These 160-page awards expose in detail all facts and evidence presented before the CAS during the arbitration process. They analyse the notion of “comfortable satisfaction” as the applicable standard of proof in these matters: the application of the comfortable satisfaction standard is a constant one, but inherent within that immutable standard is a requirement that the more serious the allegation, the more cogent the supporting evidence must be in order for the allegation to be found proven.
In the case of Aleksandr Zubkov, the Panel has explained that, in order to be comfortably satisfied that the Athlete had committed an ADRV of use of a prohibited method, it was insufficient merely to establish the existence of a general sample-swapping scheme; rather, the Panel had to be comfortably satisfied that the Athlete was personally and knowingly implicated in particular acts that formed part of, and facilitated the commission of, the substitution of his urine within that scheme. The Panel concluded that the results of the scientific analysis of the content of the Athlete’s urine samples from the Sochi Games – namely the physiologically impossible level of salt in the Athlete’s samples together with confirmation through DNA analysis that those samples contained the Athlete’s urine and the absence of any concrete and plausible explanation – established to the Panel’s comfortable satisfaction that the Athlete provided clean urine in advance of the Sochi Games; that he did this for the purpose of enabling the subsequent swapping of his urine samples during the Sochi Games; and that his samples at the Sochi Games were in fact subsequently swapped, with salt being added to the substituted urine in an effort to conceal the existence of the substitution. Accordingly, the Panel was comfortably satisfied that the Athlete thereby committed an ADRV in the form of the use of a prohibited method.

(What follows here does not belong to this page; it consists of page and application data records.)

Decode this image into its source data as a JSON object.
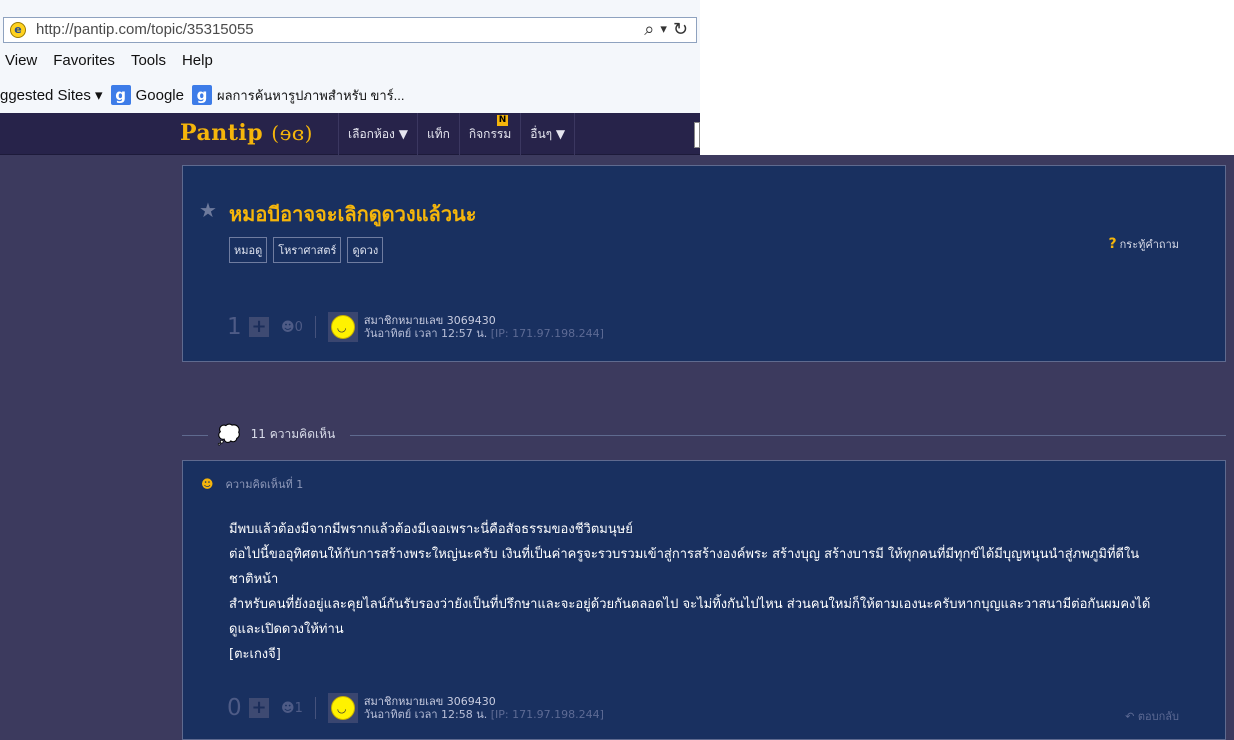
{
  "browser": {
    "url": "http://pantip.com/topic/35315055",
    "menu": [
      "View",
      "Favorites",
      "Tools",
      "Help"
    ],
    "favorites": {
      "suggested": "ggested Sites ▾",
      "google": "Google",
      "other": "ผลการค้นหารูปภาพสำหรับ ขาร์..."
    },
    "icons": {
      "search": "⌕",
      "dropdown": "▾",
      "refresh": "↻"
    }
  },
  "site": {
    "logo": "Pantip",
    "logo_mark": "(ɘɞ)",
    "nav": [
      {
        "label": "เลือกห้อง ▼"
      },
      {
        "label": "แท็ก"
      },
      {
        "label": "กิจกรรม",
        "badge": "N"
      },
      {
        "label": "อื่นๆ ▼"
      }
    ]
  },
  "topic": {
    "title": "หมอบีอาจจะเลิกดูดวงแล้วนะ",
    "tags": [
      "หมอดู",
      "โหราศาสตร์",
      "ดูดวง"
    ],
    "question_link": "กระทู้คำถาม",
    "votes": "1",
    "emotions": "0",
    "author": "สมาชิกหมายเลข 3069430",
    "date": "วันอาทิตย์ เวลา 12:57 น.",
    "ip": "[IP: 171.97.198.244]"
  },
  "comments_count_label": "11 ความคิดเห็น",
  "comment1": {
    "header": "ความคิดเห็นที่ 1",
    "lines": [
      "มีพบแล้วต้องมีจากมีพรากแล้วต้องมีเจอเพราะนี่คือสัจธรรมของชีวิตมนุษย์",
      "ต่อไปนี้ขออุทิศตนให้กับการสร้างพระใหญ่นะครับ เงินที่เป็นค่าครูจะรวบรวมเข้าสู่การสร้างองค์พระ สร้างบุญ สร้างบารมี ให้ทุกคนที่มีทุกข์ได้มีบุญหนุนนำสู่ภพภูมิที่ดีใน",
      "ชาติหน้า",
      "สำหรับคนที่ยังอยู่และคุยไลน์กันรับรองว่ายังเป็นที่ปรึกษาและจะอยู่ด้วยกันตลอดไป จะไม่ทิ้งกันไปไหน ส่วนคนใหม่ก็ให้ตามเองนะครับหากบุญและวาสนามีต่อกันผมคงได้",
      "ดูและเปิดดวงให้ท่าน",
      "[ตะเกงจี]"
    ],
    "votes": "0",
    "emotions": "1",
    "author": "สมาชิกหมายเลข 3069430",
    "date": "วันอาทิตย์ เวลา 12:58 น.",
    "ip": "[IP: 171.97.198.244]",
    "reply": "ตอบกลับ"
  }
}
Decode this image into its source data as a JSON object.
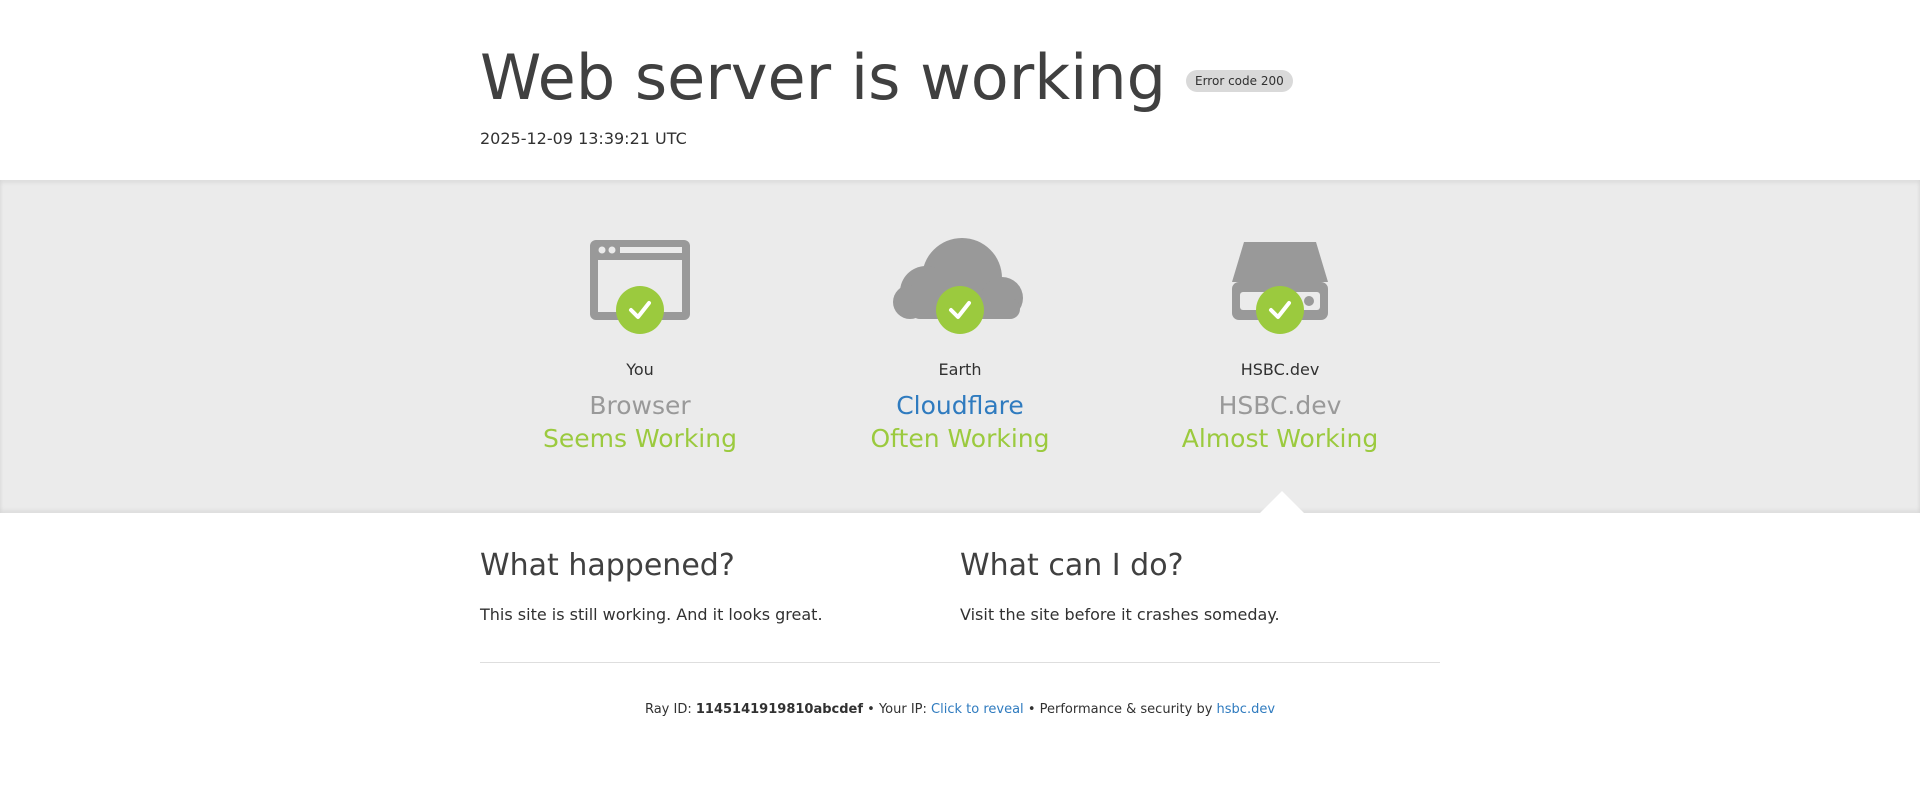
{
  "header": {
    "title": "Web server is working",
    "badge": "Error code 200",
    "timestamp": "2025-12-09 13:39:21 UTC"
  },
  "status": [
    {
      "location": "You",
      "name": "Browser",
      "state": "Seems Working",
      "icon": "browser-icon"
    },
    {
      "location": "Earth",
      "name": "Cloudflare",
      "state": "Often Working",
      "icon": "cloud-icon"
    },
    {
      "location": "HSBC.dev",
      "name": "HSBC.dev",
      "state": "Almost Working",
      "icon": "server-icon"
    }
  ],
  "info": {
    "what_happened_title": "What happened?",
    "what_happened_text": "This site is still working. And it looks great.",
    "what_can_do_title": "What can I do?",
    "what_can_do_text": "Visit the site before it crashes someday."
  },
  "footer": {
    "ray_label": "Ray ID:",
    "ray_id": "1145141919810abcdef",
    "ip_label": "Your IP:",
    "ip_link": "Click to reveal",
    "perf_label": "Performance & security by",
    "perf_link": "hsbc.dev"
  },
  "colors": {
    "accent_green": "#9bca3e",
    "link_blue": "#2f7bbf",
    "icon_gray": "#999999",
    "band_bg": "#ebebeb"
  }
}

In the case of Alexander Legkov, the Panel concluded that the IOC had not discharged the burden of establishing that the Athlete used a prohibited method for the purposes of Article 2.2 of the WADC. In particular, the Panel concluded that the probative value of the circumstantial evidence in that case was insufficient to overcome the absence of direct evidence that the Athlete committed an ADRV of use of a prohibited method.
Both awards are published on the CAS website (www.tas-cas.org/en/jurisprudence/recentdecisions.html).